■ What the exercise asks ■
Which lines of the material hold the word "text"? Copy each one.

■ Records ■

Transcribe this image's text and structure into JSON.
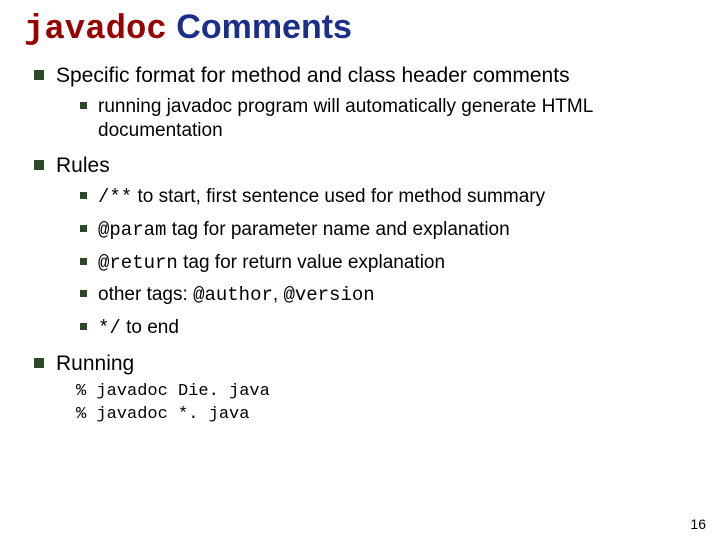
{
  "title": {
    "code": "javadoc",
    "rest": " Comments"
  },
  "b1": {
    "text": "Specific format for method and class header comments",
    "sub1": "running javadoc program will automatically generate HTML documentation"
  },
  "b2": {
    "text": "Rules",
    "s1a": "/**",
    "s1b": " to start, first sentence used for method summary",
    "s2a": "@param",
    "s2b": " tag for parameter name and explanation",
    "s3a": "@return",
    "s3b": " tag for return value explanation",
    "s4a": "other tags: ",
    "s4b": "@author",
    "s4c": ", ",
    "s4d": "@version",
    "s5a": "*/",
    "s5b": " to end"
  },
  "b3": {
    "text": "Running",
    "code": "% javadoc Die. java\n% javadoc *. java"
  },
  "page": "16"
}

■ Exercise response ■
Transcribe this image's text and structure into JSON.
    "text": "Specific format for method and class header comments",
    "text": "Rules",
    "text": "Running",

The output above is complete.